In the fall of 2013, while living in Kitale—a town in Western Kenya—I remember reading through several job market papers posted in blog form on the World Bank’s Development Impact blog. The experience, in part, inspired me to pursue graduate studies in development economics.
You are most likely reading this blog post on a piece of technology using a so-called conflict mineral.
Tin, tantalum, tungsten, and gold—collectively referred to as “3TG” minerals—are common inputs in popular products, such as mobile phones, laptops, medical equipment, and jewelry. The extraction of these minerals, however, serve as key sources of revenue for armed rebel groups in the Democratic Republic of Congo (DRC) and other surrounding countries. Therefore, a popular narrative suggests that the continued use and international trade of 3TG minerals mined in the DRC and surrounding countries fuels violence and conflict in the region.

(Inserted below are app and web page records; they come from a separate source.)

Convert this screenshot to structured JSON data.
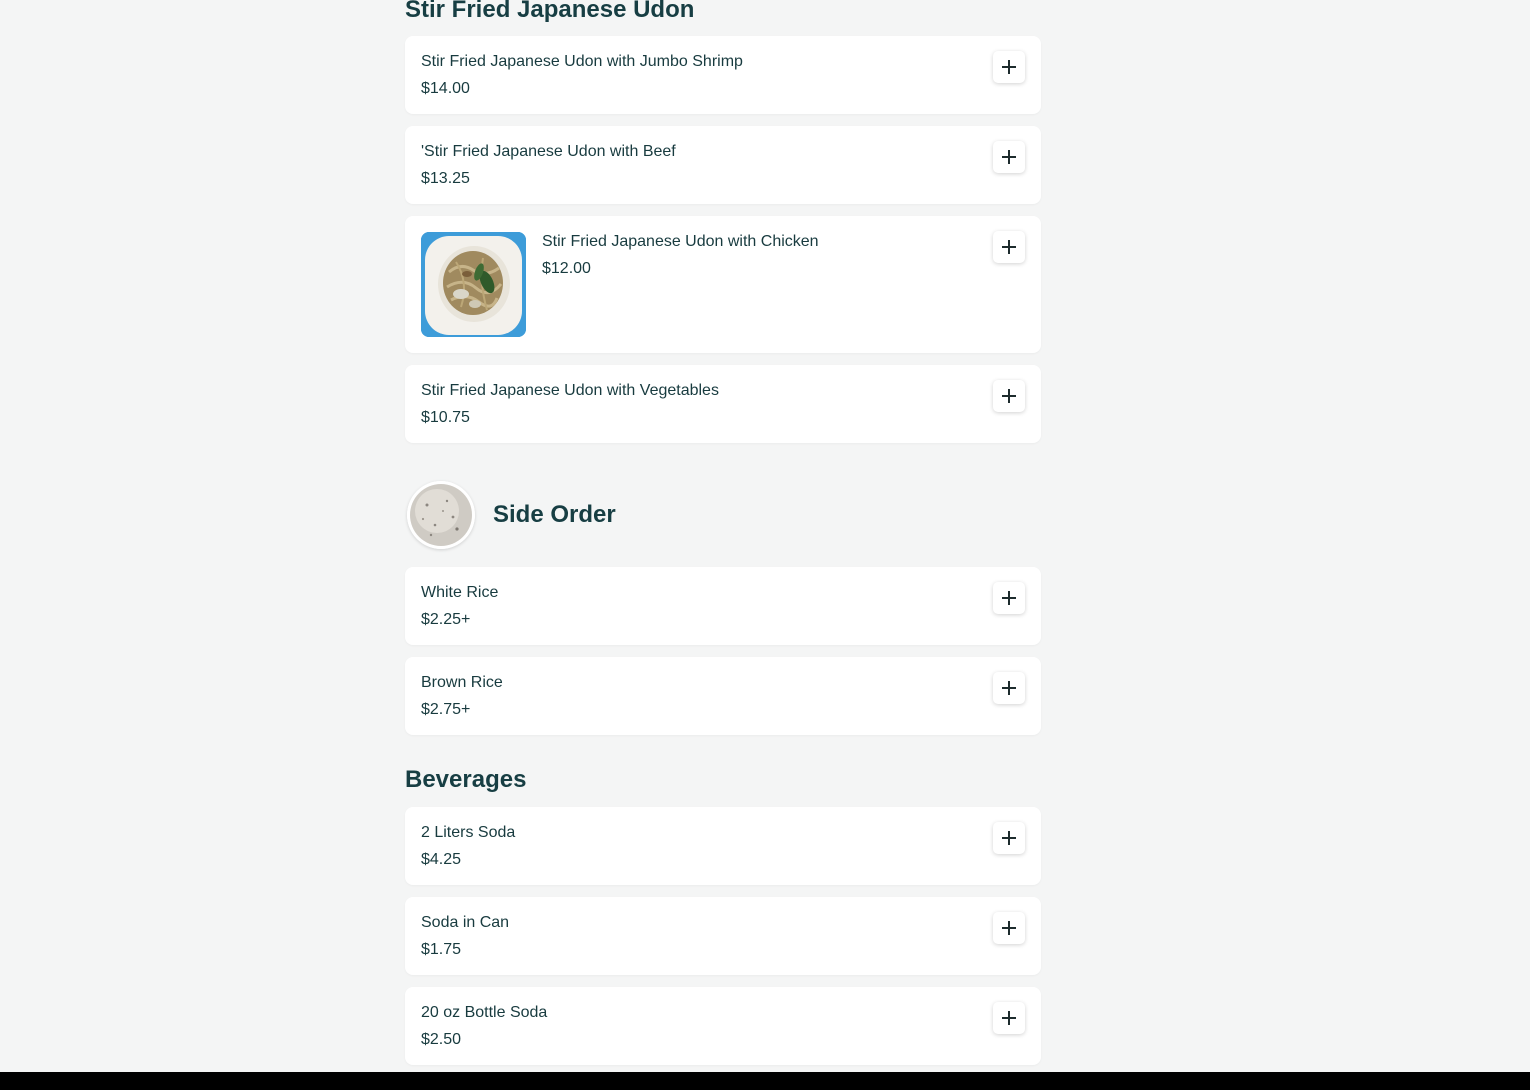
{
  "sections": {
    "udon": {
      "title": "Stir Fried Japanese Udon",
      "items": [
        {
          "name": "Stir Fried Japanese Udon with Jumbo Shrimp",
          "price": "$14.00"
        },
        {
          "name": "'Stir Fried Japanese Udon with Beef",
          "price": "$13.25"
        },
        {
          "name": "Stir Fried Japanese Udon with Chicken",
          "price": "$12.00",
          "image": "stir-fried-udon-chicken-photo"
        },
        {
          "name": "Stir Fried Japanese Udon with Vegetables",
          "price": "$10.75"
        }
      ]
    },
    "side": {
      "title": "Side Order",
      "image": "white-rice-photo",
      "items": [
        {
          "name": "White Rice",
          "price": "$2.25+"
        },
        {
          "name": "Brown Rice",
          "price": "$2.75+"
        }
      ]
    },
    "beverages": {
      "title": "Beverages",
      "items": [
        {
          "name": "2 Liters Soda",
          "price": "$4.25"
        },
        {
          "name": "Soda in Can",
          "price": "$1.75"
        },
        {
          "name": "20 oz Bottle Soda",
          "price": "$2.50"
        }
      ]
    }
  },
  "icons": {
    "add": "plus-icon"
  },
  "colors": {
    "background": "#f4f5f5",
    "card": "#ffffff",
    "text": "#183b3f",
    "thumb_background": "#3d9cd9"
  }
}
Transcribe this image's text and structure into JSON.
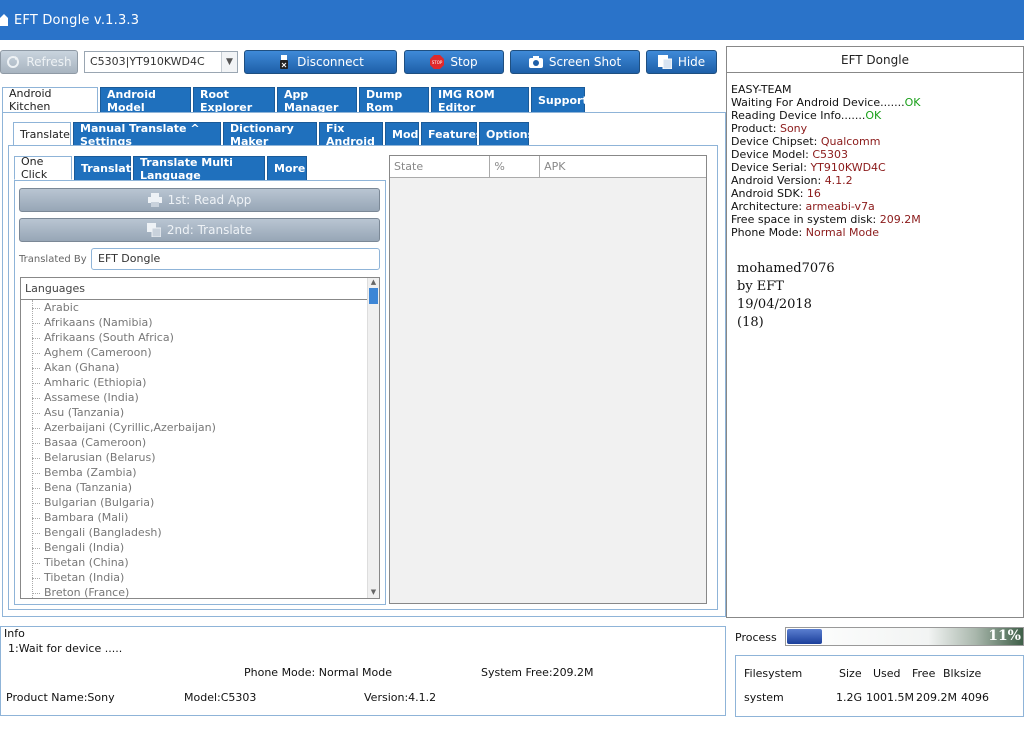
{
  "window": {
    "title": "EFT Dongle  v.1.3.3"
  },
  "toolbar": {
    "refresh": "Refresh",
    "device_selected": "C5303|YT910KWD4C",
    "disconnect": "Disconnect",
    "stop": "Stop",
    "screenshot": "Screen Shot",
    "hide": "Hide"
  },
  "main_tabs": [
    "Android Kitchen",
    "Android Model",
    "Root Explorer",
    "App Manager",
    "Dump Rom",
    "IMG ROM Editor",
    "Support"
  ],
  "sub_tabs": [
    "Translate",
    "Manual Translate ^ Settings",
    "Dictionary Maker",
    "Fix Android",
    "Mod",
    "Features",
    "Options"
  ],
  "inner_tabs": [
    "One Click",
    "Translate",
    "Translate Multi Language",
    "More"
  ],
  "translate": {
    "read_app": "1st: Read App",
    "translate_btn": "2nd: Translate",
    "translated_by_label": "Translated By",
    "translated_by_value": "EFT Dongle",
    "languages_header": "Languages",
    "languages": [
      "Arabic",
      "Afrikaans (Namibia)",
      "Afrikaans (South Africa)",
      "Aghem (Cameroon)",
      "Akan (Ghana)",
      "Amharic (Ethiopia)",
      "Assamese (India)",
      "Asu (Tanzania)",
      "Azerbaijani (Cyrillic,Azerbaijan)",
      "Basaa (Cameroon)",
      "Belarusian (Belarus)",
      "Bemba (Zambia)",
      "Bena (Tanzania)",
      "Bulgarian (Bulgaria)",
      "Bambara (Mali)",
      "Bengali (Bangladesh)",
      "Bengali (India)",
      "Tibetan (China)",
      "Tibetan (India)",
      "Breton (France)"
    ]
  },
  "grid": {
    "columns": [
      "State",
      "%",
      "APK"
    ]
  },
  "log_panel": {
    "title": "EFT Dongle",
    "team": "EASY-TEAM",
    "waiting_label": "Waiting For Android Device.......",
    "waiting_status": "OK",
    "reading_label": "Reading Device Info.......",
    "reading_status": "OK",
    "fields": [
      {
        "label": "Product: ",
        "value": "Sony"
      },
      {
        "label": "Device Chipset: ",
        "value": "Qualcomm"
      },
      {
        "label": "Device Model: ",
        "value": "C5303"
      },
      {
        "label": "Device Serial: ",
        "value": "YT910KWD4C"
      },
      {
        "label": "Android Version: ",
        "value": "4.1.2"
      },
      {
        "label": "Android SDK: ",
        "value": "16"
      },
      {
        "label": "Architecture: ",
        "value": "armeabi-v7a"
      },
      {
        "label": "Free space in system disk: ",
        "value": "209.2M"
      },
      {
        "label": "Phone Mode: ",
        "value": "Normal Mode"
      }
    ],
    "notes": [
      "mohamed7076",
      "by EFT",
      "19/04/2018",
      "(18)"
    ]
  },
  "info": {
    "title": "Info",
    "line1": "1:Wait for device .....",
    "phone_mode": "Phone Mode: Normal Mode",
    "system_free": "System Free:209.2M",
    "product_name": "Product Name:Sony",
    "model": "Model:C5303",
    "version": "Version:4.1.2"
  },
  "process": {
    "label": "Process",
    "percent_text": "11%",
    "fraction": 0.15
  },
  "filesystem": {
    "headers": [
      "Filesystem",
      "Size",
      "Used",
      "Free",
      "Blksize"
    ],
    "row": [
      "system",
      "1.2G",
      "1001.5M",
      "209.2M",
      "4096"
    ]
  },
  "colors": {
    "accent": "#1f70bd",
    "titlebar": "#2a73c9",
    "ok": "#1aa01a",
    "value": "#8b1a1a"
  }
}
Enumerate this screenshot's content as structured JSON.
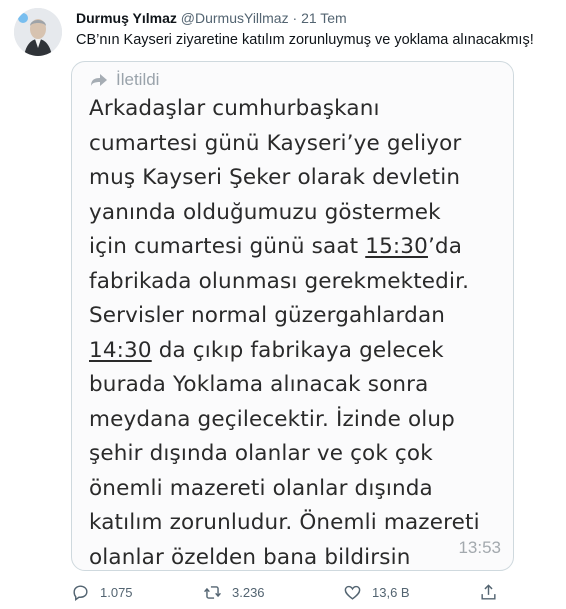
{
  "tweet": {
    "author_name": "Durmuş Yılmaz",
    "author_handle": "@DurmusYillmaz",
    "separator": "·",
    "date": "21 Tem",
    "text": "CB’nın Kayseri ziyaretine katılım zorunluymuş ve yoklama alınacakmış!"
  },
  "image": {
    "forwarded_label": "İletildi",
    "lines": [
      [
        "Arkadaşlar cumhurbaşkanı"
      ],
      [
        "cumartesi günü Kayseri’ye geliyor"
      ],
      [
        "muş Kayseri Şeker olarak devletin"
      ],
      [
        "yanında olduğumuzu göstermek"
      ],
      [
        "için cumartesi günü saat ",
        "15:30",
        "’da"
      ],
      [
        "fabrikada olunması gerekmektedir."
      ],
      [
        "Servisler normal güzergahlardan"
      ],
      [
        "",
        "14:30",
        " da çıkıp fabrikaya gelecek"
      ],
      [
        "burada Yoklama alınacak sonra"
      ],
      [
        "meydana geçilecektir. İzinde olup"
      ],
      [
        "şehir dışında olanlar ve çok çok"
      ],
      [
        "önemli mazereti olanlar dışında"
      ],
      [
        "katılım zorunludur. Önemli mazereti"
      ],
      [
        "olanlar özelden bana bildirsin"
      ]
    ],
    "time": "13:53"
  },
  "actions": {
    "reply_count": "1.075",
    "retweet_count": "3.236",
    "like_count": "13,6 B"
  },
  "icons": [
    "avatar",
    "forward-icon",
    "reply-icon",
    "retweet-icon",
    "like-icon",
    "share-icon"
  ],
  "colors": {
    "text": "#0f1419",
    "muted": "#536471",
    "border": "#cfd9de"
  }
}
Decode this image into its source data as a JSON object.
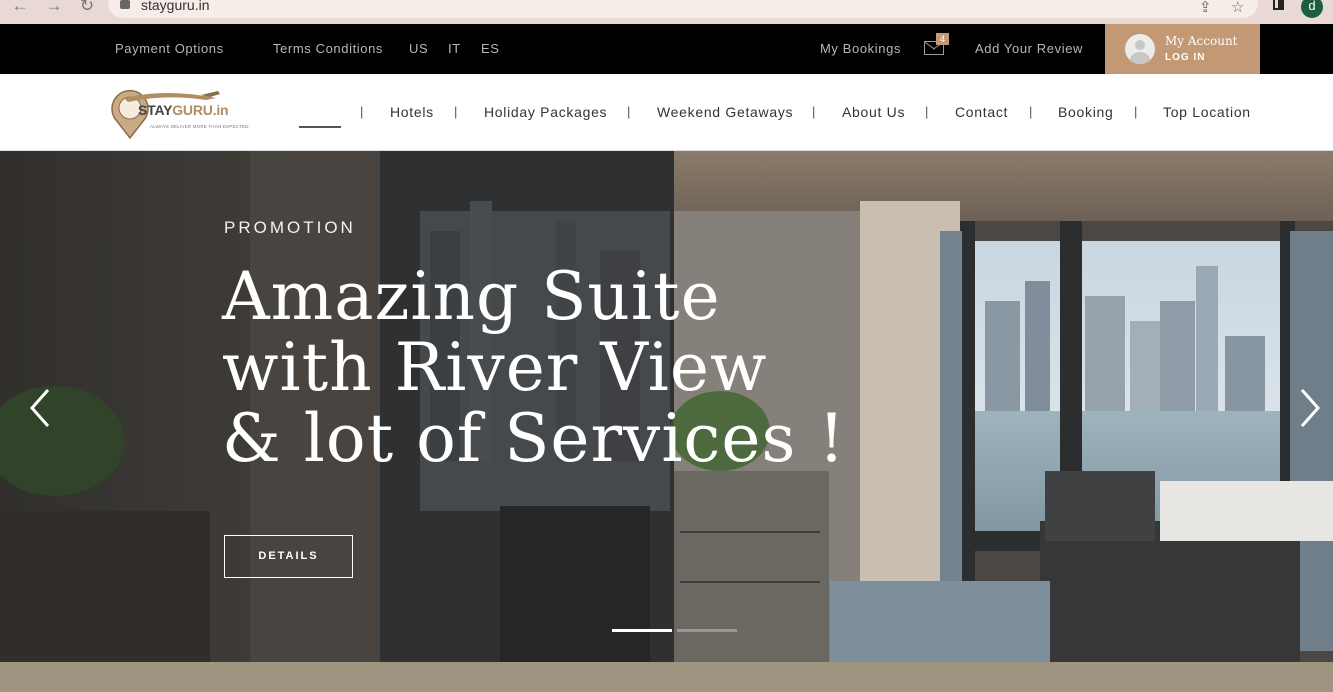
{
  "browser": {
    "url": "stayguru.in",
    "profile_initial": "d",
    "back_glyph": "←",
    "forward_glyph": "→",
    "reload_glyph": "↻",
    "share_glyph": "⇪",
    "star_glyph": "☆"
  },
  "topbar": {
    "links_left": [
      "Payment Options",
      "Terms Conditions",
      "US",
      "IT",
      "ES"
    ],
    "my_bookings": "My Bookings",
    "mail_count": "4",
    "add_review": "Add Your Review",
    "account_title": "My Account",
    "account_sub": "LOG IN"
  },
  "logo": {
    "text_main": "STAY",
    "text_accent": "GURU.in",
    "tagline": "ALWAYS DELIVER MORE THAN EXPECTED"
  },
  "nav": {
    "items": [
      "Hotels",
      "Holiday Packages",
      "Weekend Getaways",
      "About Us",
      "Contact",
      "Booking",
      "Top Location"
    ],
    "separator": "|"
  },
  "hero": {
    "eyebrow": "PROMOTION",
    "headline_lines": [
      "Amazing Suite",
      "with River View",
      "& lot of Services !"
    ],
    "button": "DETAILS",
    "slides": 2,
    "active_slide": 1
  },
  "colors": {
    "accent": "#c39874",
    "topbar_bg": "#000000",
    "footer_strip": "#9e9480"
  }
}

Intending to break the link between consumers and armed rebel groups, the United States Government regulated the international trade of 3TG minerals mined in the DRC and surrounding countries—a total of ten countries in Central Africa. This legislation—included in the Dodd-Frank Wall Street Reform and Consumer Protection Act—requires publicly traded companies in the US to report on the presence of “conflict minerals” in their supply chain.
In my job market paper, I estimate the impact of this policy.
HT: David McKenzie for editorial guidance on the blog post.